Take Action to Secure ePHI as Part of Security Program Maturation
So what do we make of the findings from Verizon’s data breach report? In order to help ensure healthcare data privacy and avoid HIPAA compliance and legal blunders, organizations can take the following steps:
- Conduct risk analysis of all system a risk analysis of all systems holding ePHI. Risk analysis looks to where your ePHI is stored and orders the prioritization of systems holding ePHI. Under the HIPAA Security Rule, all applications containing PHI are subject to the HIPAA Laws. Conducting a risk analysis to identify all systems and applications that contain ePHI will allow you to better monitor patient information.
- Strengthen identities and monitor to predict and prevent breaches. Healthcare organizations can use behavioral analytics and auditing to ensure the safety of mission-critical applications and systems. Since 58% of security incidents are caused by insiders, monitor user activity inside EHRs and cloud applications to detect suspicious or unusual behavior. The quicker you can spot a breach or security incident, the faster it can be contained and mitigated – especially since the average time to detect a data breach is 206 days. Organizations are crafting their security and privacy programs around Patient Privacy Intelligence (PPI), which secures patient data stored in EHRs, cloud, and big data as required by HIPAA. PPI assists organizations through pressing scenarios such as OCR audits, forensic investigations, eDiscovery, and lawsuits.
- Perform Access Rights Management Review. Since Privilege Abuse is the top case of misuse, users should be monitored and identified for permissions that need to be rolled back or reduced. Users should be given permissions to only what is necessary to perform their job role. Organizations can customize user privileges per user and per application. For example, if an employee needs read/write privileges to a certain files system, then they don’t necessarily need root privileges. Applying unnecessary privileges puts your organization at increased risk.
- Employ Managed Security Services. Healthcare organizations need to strengthen their privacy and security staff in today’s landscape of increasing threats. However, industry challenges such as staff turnover, scale, budget, and complex workflows make hiring and retaining cybersecurity staff difficult. The industry is turning to Managed Privacy Services (MPS) to strengthen their team. MPS provides outsourced monitoring and management of accounts, devices, and systems. In many cases, MPS reduces workload by up to 80%.
- Drive Culture and Training. A clearly defined culture of privacy and security should be driven by any organization handling PHI. Users should be trained in identifying and thwarting phishing attacks that could infiltrate the organization and spread ransomware. Also, training users on acceptable use policies and procedures through LMS will contribute to compliance.
- Prepare an Incident Response Plan. You should always be ready for the worst-case scenario.
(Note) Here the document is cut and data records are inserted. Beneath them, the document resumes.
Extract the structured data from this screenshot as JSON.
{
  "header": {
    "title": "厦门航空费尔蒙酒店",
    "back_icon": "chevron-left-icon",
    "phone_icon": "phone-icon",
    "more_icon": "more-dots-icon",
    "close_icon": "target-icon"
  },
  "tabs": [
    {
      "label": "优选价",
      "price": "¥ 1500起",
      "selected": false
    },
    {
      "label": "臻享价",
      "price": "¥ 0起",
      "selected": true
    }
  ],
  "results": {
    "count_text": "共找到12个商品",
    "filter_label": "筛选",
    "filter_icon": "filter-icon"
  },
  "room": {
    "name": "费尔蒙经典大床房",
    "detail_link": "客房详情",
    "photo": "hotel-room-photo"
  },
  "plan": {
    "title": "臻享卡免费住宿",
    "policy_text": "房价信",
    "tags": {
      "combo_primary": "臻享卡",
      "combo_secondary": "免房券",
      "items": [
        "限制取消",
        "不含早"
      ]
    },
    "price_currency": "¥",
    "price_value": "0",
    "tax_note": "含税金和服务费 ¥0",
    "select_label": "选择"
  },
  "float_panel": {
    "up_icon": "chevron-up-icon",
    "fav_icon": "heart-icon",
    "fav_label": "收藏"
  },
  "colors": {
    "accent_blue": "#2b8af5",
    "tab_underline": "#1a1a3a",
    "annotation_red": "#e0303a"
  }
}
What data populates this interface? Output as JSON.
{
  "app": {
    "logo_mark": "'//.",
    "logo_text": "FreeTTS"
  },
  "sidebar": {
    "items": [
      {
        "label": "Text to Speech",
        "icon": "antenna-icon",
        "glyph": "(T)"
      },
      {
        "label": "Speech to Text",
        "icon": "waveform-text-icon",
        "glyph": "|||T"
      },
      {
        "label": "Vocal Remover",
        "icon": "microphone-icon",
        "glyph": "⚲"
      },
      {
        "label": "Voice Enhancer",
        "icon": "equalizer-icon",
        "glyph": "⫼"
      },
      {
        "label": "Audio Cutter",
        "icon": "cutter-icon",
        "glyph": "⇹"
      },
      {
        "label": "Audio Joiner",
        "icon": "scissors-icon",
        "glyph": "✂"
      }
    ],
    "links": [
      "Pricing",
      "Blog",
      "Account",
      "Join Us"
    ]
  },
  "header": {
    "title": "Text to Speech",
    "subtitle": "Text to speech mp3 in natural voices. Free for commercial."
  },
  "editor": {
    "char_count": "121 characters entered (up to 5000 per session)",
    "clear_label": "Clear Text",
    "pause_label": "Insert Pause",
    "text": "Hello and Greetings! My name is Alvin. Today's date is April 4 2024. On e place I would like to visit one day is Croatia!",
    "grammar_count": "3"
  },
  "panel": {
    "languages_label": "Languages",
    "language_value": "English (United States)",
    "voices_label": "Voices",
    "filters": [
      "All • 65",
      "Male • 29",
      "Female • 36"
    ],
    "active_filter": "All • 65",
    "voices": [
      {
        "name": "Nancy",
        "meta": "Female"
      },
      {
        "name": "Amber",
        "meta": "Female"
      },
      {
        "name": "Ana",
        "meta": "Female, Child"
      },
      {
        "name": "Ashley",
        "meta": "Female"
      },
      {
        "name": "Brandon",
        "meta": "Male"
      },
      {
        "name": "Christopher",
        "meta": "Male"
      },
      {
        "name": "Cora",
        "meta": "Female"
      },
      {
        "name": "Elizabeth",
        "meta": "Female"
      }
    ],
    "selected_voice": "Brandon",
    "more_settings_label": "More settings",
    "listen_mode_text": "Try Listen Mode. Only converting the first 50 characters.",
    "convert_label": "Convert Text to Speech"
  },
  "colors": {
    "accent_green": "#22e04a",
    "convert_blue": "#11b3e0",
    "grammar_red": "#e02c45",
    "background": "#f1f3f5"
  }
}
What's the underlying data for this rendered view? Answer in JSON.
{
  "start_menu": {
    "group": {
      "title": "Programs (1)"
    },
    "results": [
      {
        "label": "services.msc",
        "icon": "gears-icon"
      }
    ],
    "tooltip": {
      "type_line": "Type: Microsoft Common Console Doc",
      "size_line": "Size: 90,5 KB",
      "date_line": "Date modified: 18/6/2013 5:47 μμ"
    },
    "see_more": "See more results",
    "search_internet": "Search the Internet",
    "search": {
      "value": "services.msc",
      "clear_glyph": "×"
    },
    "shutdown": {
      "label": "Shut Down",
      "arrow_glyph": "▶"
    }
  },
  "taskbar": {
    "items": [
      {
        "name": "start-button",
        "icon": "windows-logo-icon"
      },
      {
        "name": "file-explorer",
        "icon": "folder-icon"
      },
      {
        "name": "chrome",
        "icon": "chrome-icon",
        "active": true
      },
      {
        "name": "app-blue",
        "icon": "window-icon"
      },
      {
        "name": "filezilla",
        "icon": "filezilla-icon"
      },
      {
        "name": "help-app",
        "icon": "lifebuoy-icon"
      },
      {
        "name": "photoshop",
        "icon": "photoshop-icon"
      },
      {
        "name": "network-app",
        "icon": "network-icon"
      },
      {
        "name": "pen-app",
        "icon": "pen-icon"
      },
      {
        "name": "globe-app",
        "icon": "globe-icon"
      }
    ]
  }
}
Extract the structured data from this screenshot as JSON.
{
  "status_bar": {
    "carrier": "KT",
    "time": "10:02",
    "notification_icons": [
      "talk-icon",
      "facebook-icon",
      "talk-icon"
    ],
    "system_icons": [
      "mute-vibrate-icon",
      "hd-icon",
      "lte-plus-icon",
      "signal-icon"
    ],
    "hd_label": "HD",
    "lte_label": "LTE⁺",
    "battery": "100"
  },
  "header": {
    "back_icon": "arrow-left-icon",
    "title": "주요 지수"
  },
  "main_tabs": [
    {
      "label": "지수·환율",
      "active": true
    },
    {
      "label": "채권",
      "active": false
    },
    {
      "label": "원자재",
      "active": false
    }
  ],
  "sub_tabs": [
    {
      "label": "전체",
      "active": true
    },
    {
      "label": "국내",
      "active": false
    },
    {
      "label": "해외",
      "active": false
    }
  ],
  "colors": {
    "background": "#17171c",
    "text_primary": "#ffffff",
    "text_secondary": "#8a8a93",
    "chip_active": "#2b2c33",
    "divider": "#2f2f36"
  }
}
Crafting a quality incident response plan (IRP) will help contain security incidents that would otherwise become full-blown breaches involving regulatory authorities. Under the HIPAA Security Rule, IRPs are required for covered entities. The Department of Health and Human Services provides a free Incident Response Plan template to help organizations craft an agile plan to handle incidents.
Securing patient data will continue to be a challenge as new systems, technologies, and employees create a complex and widespread footprint of where ePHI is stored and transmitted. It’s explicit in this report that insiders are the greatest threat to healthcare data privacy and security. Organizations should take a multi-layered approach to security from the inside out where employees are your greatest asset to security, not the greatest vulnerability.
Hear directly from our customers about their success using Patient Privacy Intelligence and Managed Privacy Services: Success Stories